Mad Men s06e08 – “The Crash”
Haven’t done this before on the blog, but I’m going to pick apart this episode after being inspired by some internet analyses. Hadn’t realized just how much was going on in Mad Men, and the density of each episode increases with each season. Search YouTube for “How Mad Men fought the war” or “fought Vietnam” in reference to this ep, as well as Mike & Amanda’s Orange Couch videos for Slate. I’ll be referencing the Slate Nam comparison video frequently, and will probably cite this when I re-edit.
We’ll start off with this pleasing image of Roger & Jim playing checkers. Immediately I begin looking closer – why checkers? Merely for the bossmen to have opportunities to say “king me?” Turns out there was an Operation Checkers in Vietnam, but its description as a “positioning exercise” regarding the relief of watchmen from the city of Hue’s border does not strike one as being particularly relevant – so this checkers bit is a way to indulge the comparison of Roger and Jim’s similarities. Was hoping for more – maybe next time…
Ted is powerfully impacted by the death of Frank Gleeson (of Cutler, Gleeson & Chaough), so much so that he takes the weekend off. Here Cutler tellingly remarks, “I hope we don’t lose Ted for too long… he doesn’t know how to handle these things.” Like somebody else we know. Like somebody who currently looks anxious and on the spot. Two men who trade in fiction and fantasies.

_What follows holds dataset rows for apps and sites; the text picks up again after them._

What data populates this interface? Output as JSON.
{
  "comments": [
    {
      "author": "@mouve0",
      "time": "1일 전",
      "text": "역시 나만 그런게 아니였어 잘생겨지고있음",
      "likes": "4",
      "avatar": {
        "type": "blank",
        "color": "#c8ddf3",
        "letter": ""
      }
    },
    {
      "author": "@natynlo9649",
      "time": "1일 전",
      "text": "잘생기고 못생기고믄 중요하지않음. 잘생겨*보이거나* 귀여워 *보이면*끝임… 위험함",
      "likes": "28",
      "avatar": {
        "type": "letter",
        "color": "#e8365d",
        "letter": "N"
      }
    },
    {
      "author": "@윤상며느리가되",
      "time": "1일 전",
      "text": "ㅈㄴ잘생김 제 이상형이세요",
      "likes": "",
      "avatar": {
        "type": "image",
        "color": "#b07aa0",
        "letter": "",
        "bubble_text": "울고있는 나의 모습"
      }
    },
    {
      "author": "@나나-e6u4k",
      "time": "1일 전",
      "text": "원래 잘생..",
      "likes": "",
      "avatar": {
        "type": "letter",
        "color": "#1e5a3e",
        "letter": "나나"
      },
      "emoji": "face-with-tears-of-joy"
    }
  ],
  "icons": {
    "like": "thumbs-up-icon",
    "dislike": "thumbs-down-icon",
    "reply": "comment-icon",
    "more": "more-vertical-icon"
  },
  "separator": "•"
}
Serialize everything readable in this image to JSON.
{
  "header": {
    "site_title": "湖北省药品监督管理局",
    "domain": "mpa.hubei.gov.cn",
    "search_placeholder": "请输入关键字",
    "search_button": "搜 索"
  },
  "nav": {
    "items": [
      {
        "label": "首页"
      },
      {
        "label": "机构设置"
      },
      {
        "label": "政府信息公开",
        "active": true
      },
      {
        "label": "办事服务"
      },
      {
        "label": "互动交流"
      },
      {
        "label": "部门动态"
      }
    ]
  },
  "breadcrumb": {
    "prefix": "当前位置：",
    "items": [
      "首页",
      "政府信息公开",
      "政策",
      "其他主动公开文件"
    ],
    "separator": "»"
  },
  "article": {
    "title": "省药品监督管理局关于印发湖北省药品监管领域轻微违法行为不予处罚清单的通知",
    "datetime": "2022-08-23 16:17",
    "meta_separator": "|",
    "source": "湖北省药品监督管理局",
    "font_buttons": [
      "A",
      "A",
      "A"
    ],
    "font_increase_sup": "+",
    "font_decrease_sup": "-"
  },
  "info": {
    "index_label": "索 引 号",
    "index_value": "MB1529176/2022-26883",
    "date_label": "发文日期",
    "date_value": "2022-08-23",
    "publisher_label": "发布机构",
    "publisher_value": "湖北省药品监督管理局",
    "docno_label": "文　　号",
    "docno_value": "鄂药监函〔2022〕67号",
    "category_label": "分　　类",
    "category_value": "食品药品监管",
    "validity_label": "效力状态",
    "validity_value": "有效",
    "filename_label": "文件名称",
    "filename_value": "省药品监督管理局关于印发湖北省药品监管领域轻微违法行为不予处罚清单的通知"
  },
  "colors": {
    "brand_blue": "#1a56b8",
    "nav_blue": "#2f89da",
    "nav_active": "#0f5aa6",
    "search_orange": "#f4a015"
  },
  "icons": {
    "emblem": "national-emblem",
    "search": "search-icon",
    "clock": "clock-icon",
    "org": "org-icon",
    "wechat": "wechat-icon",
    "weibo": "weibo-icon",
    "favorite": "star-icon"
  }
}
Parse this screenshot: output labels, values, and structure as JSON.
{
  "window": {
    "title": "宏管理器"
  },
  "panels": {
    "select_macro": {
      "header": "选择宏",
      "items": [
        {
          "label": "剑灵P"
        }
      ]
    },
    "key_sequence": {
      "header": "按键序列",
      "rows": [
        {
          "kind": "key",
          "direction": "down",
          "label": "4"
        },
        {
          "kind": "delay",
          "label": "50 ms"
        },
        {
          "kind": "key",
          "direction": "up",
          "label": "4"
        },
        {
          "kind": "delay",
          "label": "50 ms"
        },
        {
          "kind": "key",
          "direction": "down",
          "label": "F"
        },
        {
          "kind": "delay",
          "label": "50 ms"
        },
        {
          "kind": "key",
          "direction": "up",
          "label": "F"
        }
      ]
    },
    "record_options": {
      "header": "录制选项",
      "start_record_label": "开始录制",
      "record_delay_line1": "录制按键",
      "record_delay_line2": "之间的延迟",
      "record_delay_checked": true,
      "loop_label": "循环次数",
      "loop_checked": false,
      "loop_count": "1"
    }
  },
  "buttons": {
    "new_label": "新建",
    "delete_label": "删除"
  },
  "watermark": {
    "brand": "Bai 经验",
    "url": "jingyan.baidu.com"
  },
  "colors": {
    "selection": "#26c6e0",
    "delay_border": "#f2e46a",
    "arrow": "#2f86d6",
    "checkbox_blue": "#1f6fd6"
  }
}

Dr. Shelly Hecht (nice name) and his vitamin superdose “with a mild stimulant” has been likened to the American military quietly administering amphetamines to soldiers in Nam, SCDPCGC being similarly embattled at the mercy of “the largest defense contractor in the world,” GM, owners of Chevy. Hecht’s explanation and treatment of Don renders him to be entirely trustworthy, so we initially have no reason to suspect Don is being “jacked up.” But I’m dying to know what’s in that syringe.
Cutler would be in a unique position to know personal details about Wendy, Frank Gleeson’s daughter – particularly that she is extroverted, libidinous, and embracing a void in the shape of her father. See that red car to the right of Wendy? “Every time we get a car, this place turns into a whorehouse” – of course Don would phrase it that way, as his beleaguered consciousness has been retreating to a whorehouse all weekend.
Chaough: How could you bring Frank’s little girl in here?
Cutler: I kept an eye on her. Didn’t I, Don?
Cutler: Wendy. Oh believe me, it’s better than what could’ve happened if I’d let her loose in The Village like she wanted.
Chaough: That’s not what her mother thinks.
“Sally, how’d you like to earn some boots to go with that skirt?” Is Megan teaching Sally how to sell herself? Maybe she and Don have prostitution in common (“whoring” is a prevalent theme in season six, with the car account and of course the specter of Joan’s involvement in the deal, as well as Don’s final revelation to his children that he grew up in a whorehouse – a revelation he possibly was compelled to make to them because of the forthcoming burglar’s deception). Megan is on her way to a play where her agent will introduce her to some producers, and she’s decided to dress for a good time.
I never gave it much thought before – maybe because this episode gives you so much to process – but it’s a very shocking comment from Bobby, who explains that he fell for the burglar’s deceit because she coerced them into believing she was Don’s mother. There is an abyss between Don and his children.
Betty: (incensed) Because she’s off… “on the casting couch” and you’re – what does he tell everybody, that he’s “at work?”
The insinuation is clear, and Megan sulks guiltily. Betty’s implication that New York is a “disgusting” place also leads one to ponder if it, and similar metropolises, and where people go to whore themselves.
from s06e10 “A Tale of Two Cities”
“You’re a truncheon, Cutler!” Ginsberg, the most sensitive and most moral person in the office, is the only one who recognizes the danger of Cutler’s vacant opportunism.
The many faces of Megan. Occurs to me now that Don’s imagined her as (at least) a Betty-like suburban housewife and this polyamorous flower child (not that Megan isn’t polyamorous already), and exists knowing she’s always out there pretending to be somebody else – he doesn’t see her in those guises too often, seeming to avoid them. Megan is a shapeshifter, surely an appropriate foil to the elusive Dick Whitman – the difference being that Megan is entirely honest and forthcoming about her role-playing, and as we know Dick’s artifice is a fever-dreamed phantasmagoria of anxiety and avoidance.